I'm posting this a little early to make sure it gets up for Thursday. As I said in my intro, I'll be doing two posts a week, but would be happy to have some discussions, so if there's something you want to see, let me know.

First, a little more about heroes.

If you Google around, you can find dozens—maybe hundreds—of "classifications" of heroes. Again, here I'm kind of reluctant to pigeonhole a character. I'm afraid I'd second guess myself on whether or not that behavior is "appropriate" for his classification. I was at a workshop recently, where the topic was romantic heroes. Bottom line: there are as many opinions as there are writers.

I was at a workshop recently, given by author Jaxine Daniels. After going through different interpretations of different types of heroes, including the all-too-prevalent alpha male, and quoting a good number of authors, all of whom had their own categories and definitions, the takeaway gem of the workshop was that there is no need to sweat whether your hero is Alpha, Beta, or Theta. Or a Thinker, Ruler, Warrior, or Sorcerer. Or a Chief, Bad Boy, Best Friend or Charmer. The term "alpha male" originated in the animal kingdom, and is more suited to wolves than humans, I think. Humans are far more complex, and most people will fall into more than one category, depending on the situation.

Write the character you love. Let others worry about where to pigeonhole him. I would say that the speaker's description of the Warrior Poet seems to be closest to the heroes I write and love to read about. They're strong when they need to be, but aren't afraid to show their sensitive, loving side. They have the courage to walk away from an unnecessary fight.

And with the "backing" of Nora Roberts, who says she never crafts her characters using a template, because she thinks it's limiting, I'll continue to write the guys I love.

But, a book won't work too well if the only 2 characters on the page are hero and heroine. What other kinds of characters are there?

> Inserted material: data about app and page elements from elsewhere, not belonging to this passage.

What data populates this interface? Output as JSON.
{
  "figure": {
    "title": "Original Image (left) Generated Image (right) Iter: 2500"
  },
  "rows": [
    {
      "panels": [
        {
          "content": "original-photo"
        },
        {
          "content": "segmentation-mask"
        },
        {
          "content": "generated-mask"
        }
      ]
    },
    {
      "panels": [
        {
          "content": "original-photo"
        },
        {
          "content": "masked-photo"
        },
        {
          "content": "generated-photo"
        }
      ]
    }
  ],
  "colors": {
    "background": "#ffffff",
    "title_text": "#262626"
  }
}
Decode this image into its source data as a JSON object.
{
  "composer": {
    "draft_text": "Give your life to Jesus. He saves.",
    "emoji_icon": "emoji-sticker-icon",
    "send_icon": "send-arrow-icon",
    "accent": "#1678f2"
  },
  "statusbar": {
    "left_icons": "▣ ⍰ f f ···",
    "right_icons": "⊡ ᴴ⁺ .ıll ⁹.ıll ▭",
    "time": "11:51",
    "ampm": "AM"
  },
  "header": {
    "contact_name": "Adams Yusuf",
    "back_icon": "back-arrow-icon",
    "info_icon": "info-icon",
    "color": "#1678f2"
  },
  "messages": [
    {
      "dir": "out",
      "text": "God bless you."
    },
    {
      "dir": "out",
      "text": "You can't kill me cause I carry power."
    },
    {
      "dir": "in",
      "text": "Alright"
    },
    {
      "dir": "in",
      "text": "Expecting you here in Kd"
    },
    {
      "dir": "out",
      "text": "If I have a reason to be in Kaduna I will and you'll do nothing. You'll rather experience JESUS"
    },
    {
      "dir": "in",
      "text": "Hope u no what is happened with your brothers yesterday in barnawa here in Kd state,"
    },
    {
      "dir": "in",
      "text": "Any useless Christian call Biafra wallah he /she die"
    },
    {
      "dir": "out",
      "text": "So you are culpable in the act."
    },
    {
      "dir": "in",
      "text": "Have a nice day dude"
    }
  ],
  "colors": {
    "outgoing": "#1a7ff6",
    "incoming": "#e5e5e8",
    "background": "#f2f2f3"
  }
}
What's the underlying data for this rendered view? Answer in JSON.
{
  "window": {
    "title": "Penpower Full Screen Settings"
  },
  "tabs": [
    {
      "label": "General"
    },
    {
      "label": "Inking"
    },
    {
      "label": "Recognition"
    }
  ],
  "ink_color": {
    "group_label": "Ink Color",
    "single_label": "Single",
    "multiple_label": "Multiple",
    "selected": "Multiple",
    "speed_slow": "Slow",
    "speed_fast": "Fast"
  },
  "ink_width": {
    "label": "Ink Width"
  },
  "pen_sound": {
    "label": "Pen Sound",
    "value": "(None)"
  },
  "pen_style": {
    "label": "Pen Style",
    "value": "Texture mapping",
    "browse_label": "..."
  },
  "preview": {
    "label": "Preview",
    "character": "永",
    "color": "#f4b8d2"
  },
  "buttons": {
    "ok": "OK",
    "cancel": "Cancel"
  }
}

You have secondary characters. These play the supporting roles, and are often more fun than the protagonists, because you can let them behave in ways your hero and heroine can't. They're there to act as sounding boards for your protagonists, and their interactions can serve to reveal things about your character that might not surface if you left them alone. Best friends, nosy neighbors, pesky relatives. Sometimes, they're also POV characters. In romance, they're likely to show up as the hero or heroine of another book.

If you think of a play or movie, you've got your stars (hero/heroine) and your supporting (secondary) characters. Then there are extras, walk-ons, and spear carriers. Some are there simply to fill up the space on the stage, standing in the background, carrying their spears, real or otherwise. If you're writing a scene in a crowd, you'll probably give a very casual mention to the overall impressions your POV characters have. Are they in an airport? A ball park? A crowded restaurant? You're certainly not going to describe each one.

Walk-ons: Let's say your character is walking down the hallway of an office building. You've decided you need a little more "color" to the scene, so you show a janitor mopping the floor. Your protagonist might have an internal thought as he walks by … the halls were empty with the exception of the janitor mopping the floor. You've brought the janitor to the attention of the reader, but just barely.

Extras: Maybe you take the time for the protagonist to notice that the janitor is bald, and that he's wearing blue coveralls, and they're damp around the ankles. He's starting to become more of a person now. And maybe he nods or grunts as the protagonist walks by.

Now, if you want to elevate him even higher, maybe the protagonist stops and says, "Hello, Mr. Jones. How's your grandson doing?"

As soon as you give a character some dialogue, and a name, you've moved him even higher up the ladder in your cast. And, my caveat here is to be careful how deeply you delve into these sorts of encounters.

The above encounter might be there simply to show that your character's familiar with the building and its staff. That he's a caring, compassionate protagonist. By "humanizing" the janitor, especially by giving him a name, readers will expect that he's worth taking note of. They might be trying to remember his name. If you want a tightly woven story, then this encounter needs to have impact somewhere else in the story.

Any other kinds of characters you can think of? Any examples? Questions?

I'll be back next week. And I'll be happy to add more posts if there are topics you want to see discussed.